What is needed:
For this exercise, set down all the records exactly as given.

Working data:
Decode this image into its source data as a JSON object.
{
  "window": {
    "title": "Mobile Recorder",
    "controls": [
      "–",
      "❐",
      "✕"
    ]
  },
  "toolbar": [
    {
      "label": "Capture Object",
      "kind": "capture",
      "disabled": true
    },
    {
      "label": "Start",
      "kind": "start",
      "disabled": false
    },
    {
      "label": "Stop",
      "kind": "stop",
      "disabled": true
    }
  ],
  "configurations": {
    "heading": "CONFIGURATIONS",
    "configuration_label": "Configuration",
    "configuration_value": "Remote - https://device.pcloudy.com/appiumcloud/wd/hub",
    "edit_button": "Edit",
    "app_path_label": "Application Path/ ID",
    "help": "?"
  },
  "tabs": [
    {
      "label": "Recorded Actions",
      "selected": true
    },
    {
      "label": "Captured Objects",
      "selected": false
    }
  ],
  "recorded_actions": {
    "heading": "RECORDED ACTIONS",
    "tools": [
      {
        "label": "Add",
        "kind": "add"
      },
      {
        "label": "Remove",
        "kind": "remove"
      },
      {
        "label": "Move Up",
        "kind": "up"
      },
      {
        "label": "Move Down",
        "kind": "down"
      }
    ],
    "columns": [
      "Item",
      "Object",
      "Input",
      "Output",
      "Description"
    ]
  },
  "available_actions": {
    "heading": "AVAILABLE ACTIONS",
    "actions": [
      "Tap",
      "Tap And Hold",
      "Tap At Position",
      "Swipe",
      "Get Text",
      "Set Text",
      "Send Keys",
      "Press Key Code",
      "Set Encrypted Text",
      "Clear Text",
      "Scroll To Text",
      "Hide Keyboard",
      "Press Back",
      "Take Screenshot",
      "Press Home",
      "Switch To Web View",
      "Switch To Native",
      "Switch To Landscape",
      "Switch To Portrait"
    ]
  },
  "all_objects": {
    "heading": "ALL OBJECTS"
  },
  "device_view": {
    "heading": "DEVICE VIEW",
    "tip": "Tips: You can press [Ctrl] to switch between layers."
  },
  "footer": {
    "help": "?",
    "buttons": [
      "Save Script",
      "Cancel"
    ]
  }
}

Task result:
Decode this image into its source data as a JSON object.
{
  "window": {
    "title": "Mobile Recorder",
    "controls": [
      "–",
      "❐",
      "✕"
    ]
  },
  "toolbar": [
    {
      "label": "Capture Object",
      "kind": "capture",
      "disabled": true
    },
    {
      "label": "Start",
      "kind": "start",
      "disabled": false
    },
    {
      "label": "Stop",
      "kind": "stop",
      "disabled": true
    }
  ],
  "configurations": {
    "heading": "CONFIGURATIONS",
    "configuration_label": "Configuration",
    "configuration_value": "Remote - https://device.pcloudy.com/appiumcloud/wd/hub",
    "edit_button": "Edit",
    "app_path_label": "Application Path/ ID",
    "help": "?"
  },
  "tabs": [
    {
      "label": "Recorded Actions",
      "selected": true
    },
    {
      "label": "Captured Objects",
      "selected": false
    }
  ],
  "recorded_actions": {
    "heading": "RECORDED ACTIONS",
    "tools": [
      {
        "label": "Add",
        "kind": "add"
      },
      {
        "label": "Remove",
        "kind": "remove"
      },
      {
        "label": "Move Up",
        "kind": "up"
      },
      {
        "label": "Move Down",
        "kind": "down"
      }
    ],
    "columns": [
      "Item",
      "Object",
      "Input",
      "Output",
      "Description"
    ]
  },
  "available_actions": {
    "heading": "AVAILABLE ACTIONS",
    "actions": [
      "Tap",
      "Tap And Hold",
      "Tap At Position",
      "Swipe",
      "Get Text",
      "Set Text",
      "Send Keys",
      "Press Key Code",
      "Set Encrypted Text",
      "Clear Text",
      "Scroll To Text",
      "Hide Keyboard",
      "Press Back",
      "Take Screenshot",
      "Press Home",
      "Switch To Web View",
      "Switch To Native",
      "Switch To Landscape",
      "Switch To Portrait"
    ]
  },
  "all_objects": {
    "heading": "ALL OBJECTS"
  },
  "device_view": {
    "heading": "DEVICE VIEW",
    "tip": "Tips: You can press [Ctrl] to switch between layers."
  },
  "footer": {
    "help": "?",
    "buttons": [
      "Save Script",
      "Cancel"
    ]
  }
}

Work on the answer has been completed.